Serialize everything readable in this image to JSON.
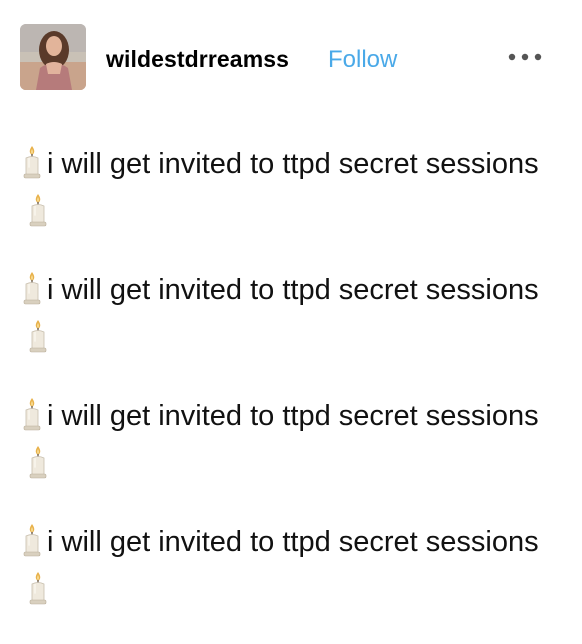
{
  "post": {
    "author": {
      "username": "wildestdrreamss",
      "follow_label": "Follow"
    },
    "more_icon": "more-horizontal-icon",
    "paragraphs": [
      {
        "text": "i will get invited to ttpd secret sessions",
        "emoji": "candle"
      },
      {
        "text": "i will get invited to ttpd secret sessions",
        "emoji": "candle"
      },
      {
        "text": "i will get invited to ttpd secret sessions",
        "emoji": "candle"
      },
      {
        "text": "i will get invited to ttpd secret sessions",
        "emoji": "candle"
      }
    ]
  },
  "colors": {
    "follow": "#4aa9e8",
    "text": "#111111",
    "background": "#ffffff"
  }
}
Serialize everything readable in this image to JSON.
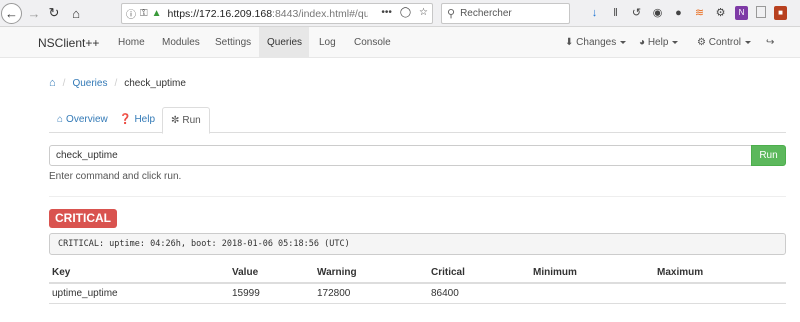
{
  "browser": {
    "url_host": "https://172.16.209.168",
    "url_rest": ":8443/index.html#/que",
    "search_placeholder": "Rechercher",
    "url_more": "•••"
  },
  "navbar": {
    "brand": "NSClient++",
    "items": [
      {
        "label": "Home"
      },
      {
        "label": "Modules"
      },
      {
        "label": "Settings"
      },
      {
        "label": "Queries"
      },
      {
        "label": "Log"
      },
      {
        "label": "Console"
      }
    ],
    "active": "Queries",
    "changes_label": "Changes",
    "help_label": "Help",
    "control_label": "Control"
  },
  "breadcrumb": {
    "queries": "Queries",
    "current": "check_uptime"
  },
  "tabs": [
    {
      "label": "Overview",
      "icon": "home-icon"
    },
    {
      "label": "Help",
      "icon": "question-circle-icon"
    },
    {
      "label": "Run",
      "icon": "fire-icon"
    }
  ],
  "command": {
    "value": "check_uptime",
    "run_label": "Run",
    "help_text": "Enter command and click run."
  },
  "result": {
    "status": "CRITICAL",
    "status_color": "#d9534f",
    "output": "CRITICAL: uptime: 04:26h, boot: 2018-01-06 05:18:56 (UTC)",
    "table": {
      "headers": [
        "Key",
        "Value",
        "Warning",
        "Critical",
        "Minimum",
        "Maximum"
      ],
      "rows": [
        [
          "uptime_uptime",
          "15999",
          "172800",
          "86400",
          "",
          ""
        ]
      ]
    }
  }
}
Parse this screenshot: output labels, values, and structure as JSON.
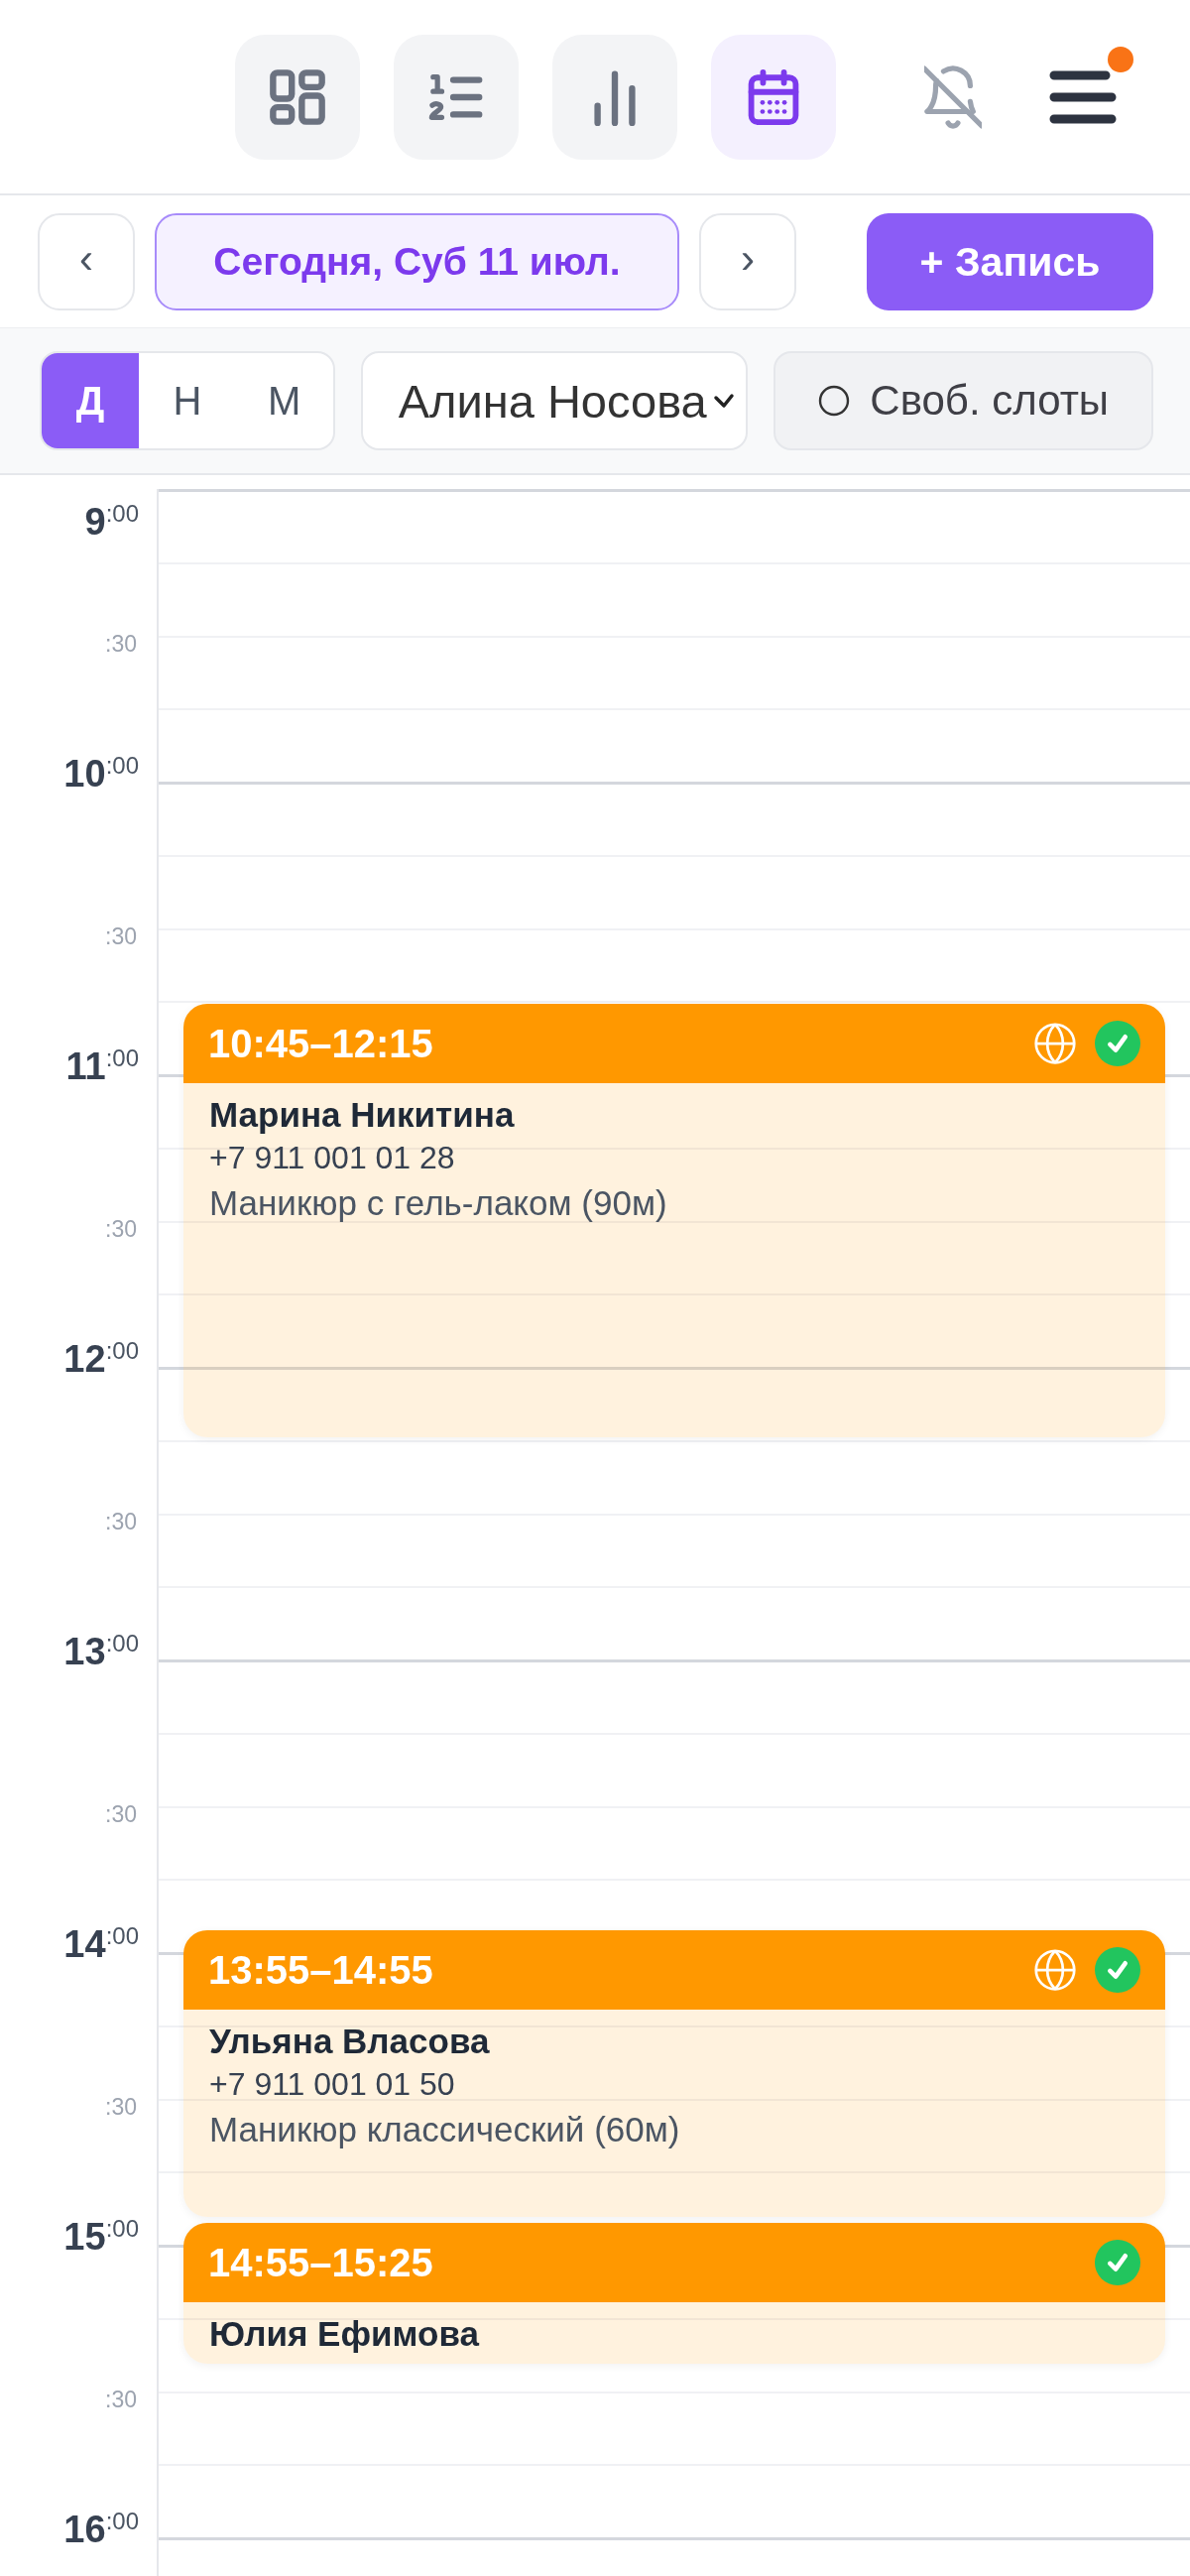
{
  "nav": [
    {
      "kind": "grid",
      "selected": false
    },
    {
      "kind": "list",
      "selected": false
    },
    {
      "kind": "chart",
      "selected": false
    },
    {
      "kind": "calendar",
      "selected": true
    }
  ],
  "notifications": {
    "muted": true
  },
  "menu": {
    "has_unread": true
  },
  "date_nav": {
    "prev": "‹",
    "date": "Сегодня, Суб 11 июл.",
    "next": "›"
  },
  "add_button": "+ Запись",
  "view_modes": [
    {
      "label": "Д",
      "selected": true
    },
    {
      "label": "Н",
      "selected": false
    },
    {
      "label": "М",
      "selected": false
    }
  ],
  "staff_select": {
    "value": "Алина Носова"
  },
  "free_slots": {
    "label": "Своб. слоты",
    "checked": false
  },
  "timeline": {
    "hours": [
      {
        "label": "9$^{:00}$",
        "half": ":30"
      },
      {
        "label": "10$^{:00}$",
        "half": ":30"
      },
      {
        "label": "11$^{:00}$",
        "half": ":30"
      },
      {
        "label": "12$^{:00}$",
        "half": ":30"
      },
      {
        "label": "13$^{:00}$",
        "half": ":30"
      },
      {
        "label": "14$^{:00}$",
        "half": ":30"
      },
      {
        "label": "15$^{:00}$",
        "half": ":30"
      },
      {
        "label": "16$^{:00}$"
      }
    ],
    "events": [
      {
        "time": "10:45–12:15",
        "online": true,
        "confirmed": true,
        "client": "Марина Никитина",
        "phone": "+7 911 001 01 28",
        "service": "Маникюр с гель-лаком (90м)"
      },
      {
        "time": "13:55–14:55",
        "online": true,
        "confirmed": true,
        "client": "Ульяна Власова",
        "phone": "+7 911 001 01 50",
        "service": "Маникюр классический (60м)"
      },
      {
        "time": "14:55–15:25",
        "online": false,
        "confirmed": true,
        "client": "Юлия Ефимова"
      }
    ]
  }
}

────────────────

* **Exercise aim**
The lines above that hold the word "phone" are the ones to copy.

* **Solution to this exercise**
        "phone": "+7 911 001 01 28",
        "phone": "+7 911 001 01 50",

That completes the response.